On 4th October 2016, UK Defence Secretary Michael Fallon announced that the UK would derogate from the European Convention on Human Rights (ECHR) in extraterritorial armed conflict. This opinion piece considers the legal and political ramifications of such an eventuality. The impact of judicial oversight under the Human Rights Act 1998 on the British armed forces is assessed. An analysis of Hassan v United Kingdom, Jaloud v Netherlands, and Serdar Mohammed v Secretary of State for Defence reveals the extent to which human rights impose an untenable burden on the executive, and whether the ECHR should be replaced by the Geneva Conventions. The piece then considers whether human rights adjudication precipitates the prosecution of individual soldiers and/or whether it affords military personnel protection. Against this background, the possibility and impact of an extraterritorial derogation is addressed. While the legal ramifications of a derogation may be limited, its political ramifications call for resistance towards this measure.
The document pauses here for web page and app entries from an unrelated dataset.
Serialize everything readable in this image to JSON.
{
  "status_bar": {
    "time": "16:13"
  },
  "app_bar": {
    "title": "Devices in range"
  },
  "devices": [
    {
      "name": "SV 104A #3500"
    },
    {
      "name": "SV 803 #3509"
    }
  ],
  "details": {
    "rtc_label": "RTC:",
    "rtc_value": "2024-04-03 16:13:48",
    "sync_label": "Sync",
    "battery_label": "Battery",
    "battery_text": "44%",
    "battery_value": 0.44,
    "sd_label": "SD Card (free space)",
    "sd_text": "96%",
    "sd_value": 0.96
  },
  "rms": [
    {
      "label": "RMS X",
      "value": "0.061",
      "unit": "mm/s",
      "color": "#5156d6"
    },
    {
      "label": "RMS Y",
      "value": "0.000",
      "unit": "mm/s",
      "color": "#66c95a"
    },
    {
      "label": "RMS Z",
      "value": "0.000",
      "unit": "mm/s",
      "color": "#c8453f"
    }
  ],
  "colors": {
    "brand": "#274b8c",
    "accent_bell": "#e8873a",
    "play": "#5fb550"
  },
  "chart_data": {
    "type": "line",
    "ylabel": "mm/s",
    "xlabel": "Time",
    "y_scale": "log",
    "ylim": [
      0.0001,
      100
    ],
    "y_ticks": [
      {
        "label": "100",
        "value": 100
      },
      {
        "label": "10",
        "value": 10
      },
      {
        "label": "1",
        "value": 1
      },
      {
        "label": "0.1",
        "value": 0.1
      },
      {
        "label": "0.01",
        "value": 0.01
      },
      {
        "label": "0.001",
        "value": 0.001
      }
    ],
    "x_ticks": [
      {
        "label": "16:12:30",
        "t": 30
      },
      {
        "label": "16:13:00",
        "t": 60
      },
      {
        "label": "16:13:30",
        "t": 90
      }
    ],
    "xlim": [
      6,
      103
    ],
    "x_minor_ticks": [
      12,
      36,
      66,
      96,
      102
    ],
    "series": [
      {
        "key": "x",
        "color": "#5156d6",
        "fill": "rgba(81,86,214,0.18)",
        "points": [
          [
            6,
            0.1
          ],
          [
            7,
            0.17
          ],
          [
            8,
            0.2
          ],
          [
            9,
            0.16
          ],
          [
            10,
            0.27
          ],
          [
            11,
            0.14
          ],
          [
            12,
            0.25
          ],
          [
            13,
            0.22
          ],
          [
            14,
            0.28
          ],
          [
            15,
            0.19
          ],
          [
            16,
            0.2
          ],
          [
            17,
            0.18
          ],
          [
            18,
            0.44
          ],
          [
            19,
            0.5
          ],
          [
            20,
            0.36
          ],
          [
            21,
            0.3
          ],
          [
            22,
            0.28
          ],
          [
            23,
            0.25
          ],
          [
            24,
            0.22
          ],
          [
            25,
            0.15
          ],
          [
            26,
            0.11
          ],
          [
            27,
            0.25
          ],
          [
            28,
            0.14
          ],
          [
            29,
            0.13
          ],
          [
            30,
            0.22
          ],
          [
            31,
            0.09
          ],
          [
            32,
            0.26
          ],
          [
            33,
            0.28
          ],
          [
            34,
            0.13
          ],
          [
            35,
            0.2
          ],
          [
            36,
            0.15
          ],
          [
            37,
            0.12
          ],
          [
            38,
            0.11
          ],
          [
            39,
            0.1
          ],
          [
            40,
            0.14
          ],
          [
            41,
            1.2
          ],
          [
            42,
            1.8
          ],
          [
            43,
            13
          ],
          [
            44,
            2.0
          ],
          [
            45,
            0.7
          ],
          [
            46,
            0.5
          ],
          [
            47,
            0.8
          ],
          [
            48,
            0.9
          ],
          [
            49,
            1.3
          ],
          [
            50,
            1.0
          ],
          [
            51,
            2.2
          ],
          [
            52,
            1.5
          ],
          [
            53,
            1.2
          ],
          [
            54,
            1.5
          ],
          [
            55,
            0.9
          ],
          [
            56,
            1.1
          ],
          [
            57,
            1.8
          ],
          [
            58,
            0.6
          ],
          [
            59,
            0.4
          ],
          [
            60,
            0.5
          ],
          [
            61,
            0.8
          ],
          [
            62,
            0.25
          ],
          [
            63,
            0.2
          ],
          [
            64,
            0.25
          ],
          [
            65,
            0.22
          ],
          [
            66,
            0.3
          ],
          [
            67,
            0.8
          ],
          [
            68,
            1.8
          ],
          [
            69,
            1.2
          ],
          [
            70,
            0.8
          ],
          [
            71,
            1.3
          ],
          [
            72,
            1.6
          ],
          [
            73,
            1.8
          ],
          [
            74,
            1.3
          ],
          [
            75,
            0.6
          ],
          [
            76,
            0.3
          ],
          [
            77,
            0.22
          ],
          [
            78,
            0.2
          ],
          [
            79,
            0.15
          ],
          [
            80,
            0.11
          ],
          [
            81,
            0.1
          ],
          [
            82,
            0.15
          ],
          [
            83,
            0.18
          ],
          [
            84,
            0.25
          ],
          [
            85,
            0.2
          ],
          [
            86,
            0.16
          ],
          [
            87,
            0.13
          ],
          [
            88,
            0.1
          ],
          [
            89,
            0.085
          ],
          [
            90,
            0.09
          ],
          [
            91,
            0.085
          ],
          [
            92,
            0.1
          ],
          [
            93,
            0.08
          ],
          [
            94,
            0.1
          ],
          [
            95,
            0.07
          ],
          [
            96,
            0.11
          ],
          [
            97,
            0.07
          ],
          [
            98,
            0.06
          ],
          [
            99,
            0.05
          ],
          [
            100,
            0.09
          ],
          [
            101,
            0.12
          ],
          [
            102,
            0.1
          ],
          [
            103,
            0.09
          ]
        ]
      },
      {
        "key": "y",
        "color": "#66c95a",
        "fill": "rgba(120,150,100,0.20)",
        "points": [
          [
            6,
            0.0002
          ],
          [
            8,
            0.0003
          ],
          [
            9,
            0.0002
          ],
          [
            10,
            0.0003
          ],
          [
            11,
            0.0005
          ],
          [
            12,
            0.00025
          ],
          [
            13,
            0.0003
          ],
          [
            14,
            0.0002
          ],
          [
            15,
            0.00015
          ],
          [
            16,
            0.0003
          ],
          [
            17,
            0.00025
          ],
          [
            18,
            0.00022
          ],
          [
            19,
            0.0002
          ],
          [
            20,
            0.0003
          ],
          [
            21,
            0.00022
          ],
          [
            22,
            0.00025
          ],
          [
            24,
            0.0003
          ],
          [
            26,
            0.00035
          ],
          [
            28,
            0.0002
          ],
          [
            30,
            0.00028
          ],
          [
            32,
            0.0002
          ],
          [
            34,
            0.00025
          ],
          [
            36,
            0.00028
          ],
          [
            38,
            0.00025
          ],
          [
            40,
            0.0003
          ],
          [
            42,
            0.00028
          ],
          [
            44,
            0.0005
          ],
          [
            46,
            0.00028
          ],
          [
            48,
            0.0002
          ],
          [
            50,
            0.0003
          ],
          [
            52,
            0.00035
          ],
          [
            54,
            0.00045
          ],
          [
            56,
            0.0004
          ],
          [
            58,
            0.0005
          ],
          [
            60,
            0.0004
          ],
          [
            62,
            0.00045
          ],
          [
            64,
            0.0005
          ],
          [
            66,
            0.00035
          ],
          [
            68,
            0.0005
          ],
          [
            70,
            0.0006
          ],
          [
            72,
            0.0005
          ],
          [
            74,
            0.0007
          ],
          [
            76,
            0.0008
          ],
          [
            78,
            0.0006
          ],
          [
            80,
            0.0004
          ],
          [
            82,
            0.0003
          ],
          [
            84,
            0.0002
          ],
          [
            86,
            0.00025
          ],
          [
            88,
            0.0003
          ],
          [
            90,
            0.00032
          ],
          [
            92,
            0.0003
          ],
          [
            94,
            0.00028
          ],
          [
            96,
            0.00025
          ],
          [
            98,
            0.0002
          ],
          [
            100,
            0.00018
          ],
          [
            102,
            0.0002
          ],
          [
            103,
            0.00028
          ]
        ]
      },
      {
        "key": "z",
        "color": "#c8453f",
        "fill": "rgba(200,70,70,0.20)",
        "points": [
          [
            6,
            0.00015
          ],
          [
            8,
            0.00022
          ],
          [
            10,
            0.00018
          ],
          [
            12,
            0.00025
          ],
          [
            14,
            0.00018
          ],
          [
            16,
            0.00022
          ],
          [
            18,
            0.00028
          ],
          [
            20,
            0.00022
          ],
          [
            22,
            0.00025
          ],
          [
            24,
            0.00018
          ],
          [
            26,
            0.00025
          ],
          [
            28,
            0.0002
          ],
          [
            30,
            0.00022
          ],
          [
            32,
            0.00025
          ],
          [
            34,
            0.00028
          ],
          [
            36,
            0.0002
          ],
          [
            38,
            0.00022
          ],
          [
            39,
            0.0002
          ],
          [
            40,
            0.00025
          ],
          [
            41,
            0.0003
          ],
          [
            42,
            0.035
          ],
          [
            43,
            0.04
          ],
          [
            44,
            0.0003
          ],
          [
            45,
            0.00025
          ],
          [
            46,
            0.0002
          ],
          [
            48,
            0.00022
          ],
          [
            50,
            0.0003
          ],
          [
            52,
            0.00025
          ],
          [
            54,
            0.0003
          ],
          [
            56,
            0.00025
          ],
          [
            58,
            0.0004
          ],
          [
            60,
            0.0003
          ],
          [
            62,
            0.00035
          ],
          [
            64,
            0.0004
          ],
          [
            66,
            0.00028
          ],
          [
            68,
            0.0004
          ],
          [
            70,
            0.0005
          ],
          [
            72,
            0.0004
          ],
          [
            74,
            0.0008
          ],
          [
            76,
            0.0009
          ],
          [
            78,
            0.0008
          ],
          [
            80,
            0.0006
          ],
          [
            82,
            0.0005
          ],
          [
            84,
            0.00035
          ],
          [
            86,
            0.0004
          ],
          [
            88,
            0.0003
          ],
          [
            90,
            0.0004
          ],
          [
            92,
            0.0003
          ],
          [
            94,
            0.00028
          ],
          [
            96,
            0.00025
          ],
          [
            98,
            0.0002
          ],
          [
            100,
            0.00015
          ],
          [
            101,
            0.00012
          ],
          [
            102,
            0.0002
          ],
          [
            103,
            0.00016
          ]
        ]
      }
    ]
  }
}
|Journal||European Human Rights Law Review|
|Publication status||Published - 20 Dec 2016|